about which the committee said they
had no complaint to make.
Dwyer Has Not Been
Chosen by Georgetown
That Georgetown University has
signed "Pat" Dwyer, former University
cf rennslvnnla center, to coach the
football team on tho Hilltop next fall
was emphatically denied by John Lan
gan. He continued: "There will be no
appointments of coaches for George
town teams until the, meeting of the
executive board of the nthletlc associa
tion next Sunday. Until then, nothing
can nor will be done."
- rwv -u 4im.V.iiV
With the Boxers.
Mike Schreck. the old-time heavy
weight has quit the boxing game and
taken up wrestling.
Johnny Summers, he welterweight
champion of England, is on his way to
Australia to engage In five battles.
Another bout between Matt Wells
and Hughle Mehegan, the Australian
lightweight, will be staged in London.
EVERY collar fresh and
unhandled in a neat
"Lion Seald " means six LION collars
In our "factory sealed" box sani
tary, no finger marks.
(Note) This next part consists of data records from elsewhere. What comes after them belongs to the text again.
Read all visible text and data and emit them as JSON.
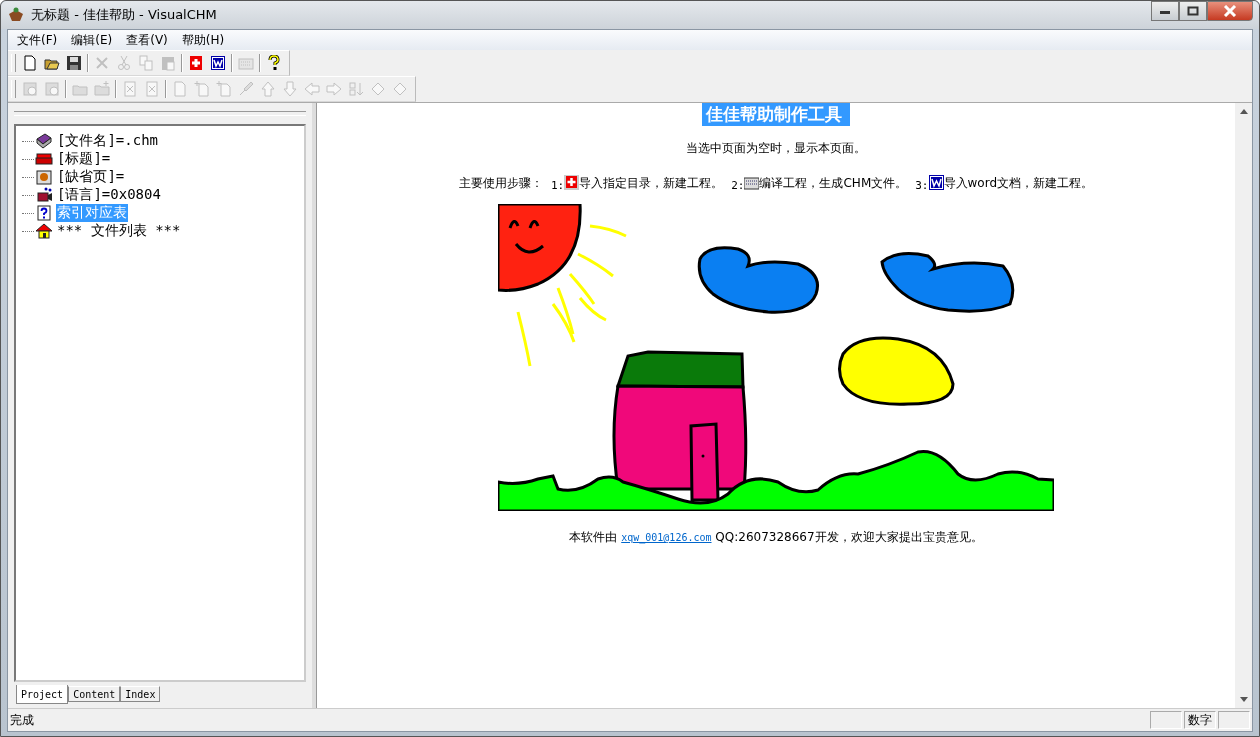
{
  "window": {
    "title": "无标题 - 佳佳帮助 - VisualCHM"
  },
  "menu": [
    "文件(F)",
    "编辑(E)",
    "查看(V)",
    "帮助(H)"
  ],
  "toolbars": [
    {
      "groups": [
        [
          {
            "disabled": false
          },
          {
            "disabled": false
          },
          {
            "disabled": false
          }
        ],
        [
          {
            "disabled": true
          },
          {
            "disabled": true
          },
          {
            "disabled": true
          },
          {
            "disabled": true
          }
        ],
        [
          {
            "disabled": false
          },
          {
            "disabled": false
          }
        ],
        [
          {
            "disabled": true
          }
        ],
        [
          {
            "disabled": false
          }
        ]
      ]
    },
    {
      "groups": [
        [
          {
            "disabled": true
          },
          {
            "disabled": true
          }
        ],
        [
          {
            "disabled": true
          },
          {
            "disabled": true
          }
        ],
        [
          {
            "disabled": true
          },
          {
            "disabled": true
          }
        ],
        [
          {
            "disabled": true
          },
          {
            "disabled": true
          },
          {
            "disabled": true
          },
          {
            "disabled": true
          },
          {
            "disabled": true
          },
          {
            "disabled": true
          },
          {
            "disabled": true
          },
          {
            "disabled": true
          },
          {
            "disabled": true
          },
          {
            "disabled": true
          },
          {
            "disabled": true
          }
        ]
      ]
    }
  ],
  "tree": [
    {
      "label": "[文件名]=.chm",
      "selected": false
    },
    {
      "label": "[标题]=",
      "selected": false
    },
    {
      "label": "[缺省页]=",
      "selected": false
    },
    {
      "label": "[语言]=0x0804",
      "selected": false
    },
    {
      "label": "索引对应表",
      "selected": true
    },
    {
      "label": "*** 文件列表 ***",
      "selected": false
    }
  ],
  "pane_tabs": [
    {
      "label": "Project",
      "selected": true
    },
    {
      "label": "Content",
      "selected": false
    },
    {
      "label": "Index",
      "selected": false
    }
  ],
  "page": {
    "title": "佳佳帮助制作工具",
    "note": "当选中页面为空时，显示本页面。",
    "steps_label": "主要使用步骤：",
    "steps": [
      {
        "number": "1:",
        "text": "导入指定目录，新建工程。"
      },
      {
        "number": "2:",
        "text": "编译工程，生成CHM文件。"
      },
      {
        "number": "3:",
        "text": "导入word文档，新建工程。"
      }
    ],
    "footer_before": "本软件由",
    "footer_link": "xqw_001@126.com",
    "footer_after": "QQ:2607328667开发，欢迎大家提出宝贵意见。"
  },
  "status_bar": {
    "message": "完成",
    "indicator": "数字"
  }
}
Ask your
dealer. 6 for 75c.
UWuf Mtntttf .-..
Usittd Skirt & Coto Co, It Jw, T.
are duplicates of a typewritten original
Wo have the best equipped mul
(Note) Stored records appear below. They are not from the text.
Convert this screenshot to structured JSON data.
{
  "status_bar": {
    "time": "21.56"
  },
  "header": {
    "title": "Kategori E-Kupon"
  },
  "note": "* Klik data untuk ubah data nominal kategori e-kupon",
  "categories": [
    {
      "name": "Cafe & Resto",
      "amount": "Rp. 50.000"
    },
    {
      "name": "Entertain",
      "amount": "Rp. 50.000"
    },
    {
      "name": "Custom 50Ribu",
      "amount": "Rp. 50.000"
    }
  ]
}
tlgraph department In this section,
use only the very best supplies, and
employ the most expert operators.
Our letters can't be told from
personally dictated letters.
Send for samples.
607 15th St N. W.
Phone 31. 7603.
Opp. U. S. Treasury.
I nw j nUil
G. W. TAKES GAME
FROM WD. AGGIES
"Country" Morris Proves .to Be
Star for Losing Basketball
COLLEGE PARK. Jan. 2). Maryland
Agricultural College found George
Washington University's r basketball
This Directory, pablisked cTery Wednesday, SaUrday, aa!
Sunday Ib The TTasaJagtoa Times, lists taenst. represents
tire Auto Vehicles and Accessories soli la WasalaVtea, to
gether irlth the leading garages, repair shops, aaiether cob-
r i cerns catering to the needs ofaatoniobIl!ste.
Its alphabetical arrangement facilitates easy reference.
GASOLINE PLEASURE CARS.
Emerson & Orme.
1407 H St. N.-W.
Abbott- David S. Hendrlck.
Detroit un H st-N- w-
Bulck Motor Co.,
1023 Conn. Ave.
Cook & Stoddard Co.
113S Conn Ave.
Zell Motor Car
1405 H St. N. W.
R. K. Lank-
714 7th St.
ELECTRIC PLEASURE CARS.
Cook & Stoddard Co.
113S Conn. Ave.
1M4-0S N. H.
Dan A. Abbott,
1339 3th St. N. W. Phone N. 1S13
Rate. 50c per hour.
& i 1213 N.Y.Ave
Lamp CO., phone M. 433
Y. Ave. N. W.
TAXICABS AND HIRING.
Holladay, Automobile Co.
Limousines A Touring Cars
1319 L St. North 1170
Ralph W.Lee, !
, Bk. Bldg.. Htb. &ON.W.I
quint just enough better-than thecal
selves last night to drop .the game- to
the Hatchetites. a to'lt-TTbe dlfferesci,
in the score Is Indicative of the rela'tlve
play of the two contenders,
. Exceptionally good defensive work .by
both teams was manifest throughout the
entire game and was .the most pleasing'
feature of the, con test No better guard
ing has been seen this season agatest
the Aggies than the performance of
Regis for the Washington ,qalat- Te
was chiefly responsible for holding1 the
losers to the low score."
"County" Morris was the only mem
ber of the Aggie five who was .able 'X
do anyconsistent scoring. He account- -ed
for twelve or his team's fourteea
points. George Washington showed
marked Improvement over their last ap
pearance, and now seem capable of giv
ing future .opponents "good, fights.-
G. B. Cowle Co.,
1315 II St.
Miller Bros. Auto 8uppljr
i , Company.
1105 14th St.
David S. Hendrict.
1317 H St.
Co.. 1610 14th
Auto & Sup
X. Y. Ave.
O Pa. Ave..
'Emerson and Orma
1407 H st.
1319 L St. N. W. TeJ. North 1475.
National Electric Supply Co,
BRANCHES AND AGENTS.
People's Auto Hiring Co.,
827 14th St N. W. Phono M. 7319.